Silver Screen: Hardcore Henry *
Dismissing the new action flick Hardcore Henry as little more than watching someone else play a first-person shooter videogame seems trite and reductive.
First-person-perspective movies certainly preceded videogames. Robert Montgomery adapted and starred in Raymond Chandler’s Lady in the Lake in 1947, casting himself as the voice of gumshoe Phillip Marlowe, who appears onscreen only briefly in reflective surfaces. The effect casts the audience member as Marlowe as he interviews suspects, chases down leads, and finds the killer.
Alas, Lady in the Lake is inventive but not particularly fun to watch.
The iconoclastic Frenchman Gaspar Noé, he of Irreversible infamy, adopted first-person perspective for the audacious, indulgent, and fitfully fascinating Enter the Void. Noé employs the first-person perspective as more than a mere gimmick, or perhaps he just piles several more gimmicks atop it. The overstated but impressively ambitious film takes place from the vantage point of a well-meaning lowlife who trips on DMT for an egregiously long time before later dying in a public bathroom stall of unrelated causes. Noé postulates the practical, sensory experience of dying in a truly arresting sequence, then follows our man’s spirit as it floats around before he’s reincarnated as a new being after a pitstop in a brothel.

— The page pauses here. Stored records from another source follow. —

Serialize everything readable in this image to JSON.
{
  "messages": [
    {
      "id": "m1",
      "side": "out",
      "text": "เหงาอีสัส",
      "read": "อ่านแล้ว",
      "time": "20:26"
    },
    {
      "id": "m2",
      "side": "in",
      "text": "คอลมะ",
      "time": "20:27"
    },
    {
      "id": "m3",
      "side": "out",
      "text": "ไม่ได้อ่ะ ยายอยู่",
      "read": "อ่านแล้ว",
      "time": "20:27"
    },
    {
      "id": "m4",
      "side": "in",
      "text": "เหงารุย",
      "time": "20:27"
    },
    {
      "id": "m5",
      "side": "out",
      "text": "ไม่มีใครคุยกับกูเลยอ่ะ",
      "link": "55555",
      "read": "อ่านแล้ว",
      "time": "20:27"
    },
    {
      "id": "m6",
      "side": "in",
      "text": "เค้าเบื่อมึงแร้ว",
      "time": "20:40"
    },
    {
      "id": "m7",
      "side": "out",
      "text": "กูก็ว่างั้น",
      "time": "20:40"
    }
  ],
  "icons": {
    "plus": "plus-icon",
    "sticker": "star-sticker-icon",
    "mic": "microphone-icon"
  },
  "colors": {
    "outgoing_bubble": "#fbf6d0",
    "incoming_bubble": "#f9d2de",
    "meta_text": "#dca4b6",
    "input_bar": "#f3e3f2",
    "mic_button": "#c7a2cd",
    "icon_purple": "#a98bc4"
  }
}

Noé’s separately intriguing effort to simulate a DMT trip is an overload of interesting ideas to what is already a challenging movie, and his sophomoric obsession with back-alley sex and giddy delight in essentially placing his camera inside people’s genitals makes it hard to recommend.
So while Hardcore Henry isn’t exactly reinventing the wheel, there’s precedent for its existence beyond the simple notion, “What if we made a live-action first-person shooter?”
Alas, director and cowriter Ilya Naishuller has done little more than make a live-action first-person shooter. He draws far more on the aesthetics of videogames than cinema, which is ironic in an era when videogames strain to become increasingly cinematic. It’s a movie defined by weapons upgrades and characters appearing— sometimes out of nowhere, or popping up on nearby screens— to deliver explicit instructions to the camera about Henry’s next mini-mission. I was surprised nobody bothered to look into the lens and say, “Sorry, your princess is in another castle.”
As story goes, Hardcore Henry has about as much of it as your average below-average Duke Nukem sequel. Harry’s resurrected after some massive physical trauma, rebuilt as a cybernetic soldier in an awakening sequence that’s pretty much a replica of a brief sequence in the vastly superior Robocop. His scientist wife (Haley Bennett) helps him escape the clutches of an inexplicably super-powered albino named Akan (Danila Kozlovsky). King Koopa was subtler, and he was a fire-breathing, would-be-sex-offender with a spiked turtle shell.
Akan wants an army of mercenaries just like Henry— for mysterious reasons, considering he seems to be nearly invincible— so of course he kidnaps Henry’s lady and forces him to come looking for her.
Hardcore Henry is a frantic, frenetic bit of action cheese that becomes baffling and hard to watch at exactly the moments when it should be exciting. A few times it manages to play the gimmick for fun— a couple of vertiginous falls, one actually thrilling chase sequence— but mostly it’s an excuse for a loud blur of gory thrills.
Naishuller’s lone ace in the hole is Sharlto Copley, whose character keeps dying brutally only to show up again in a different form. The eventual explanation of his condition is vastly more interesting than Hardcore Henry, making a strong argument that Copley should be the star. But alas, Copley (District Nine, The A-Team) continues his streak of being the best thing in a bad movie.
Compulsory warning: Anyone made motion sick by found-footage movies might actually perish trying to sit through this movie in the theater. The nearby AMC theater even had printed signs out at the ticket booth warning that Hardcore Henry is hard to watch. They just didn’t specify that it’s true in more ways than one.
Follow Bryan Miller on Twitter@bmillerComedy.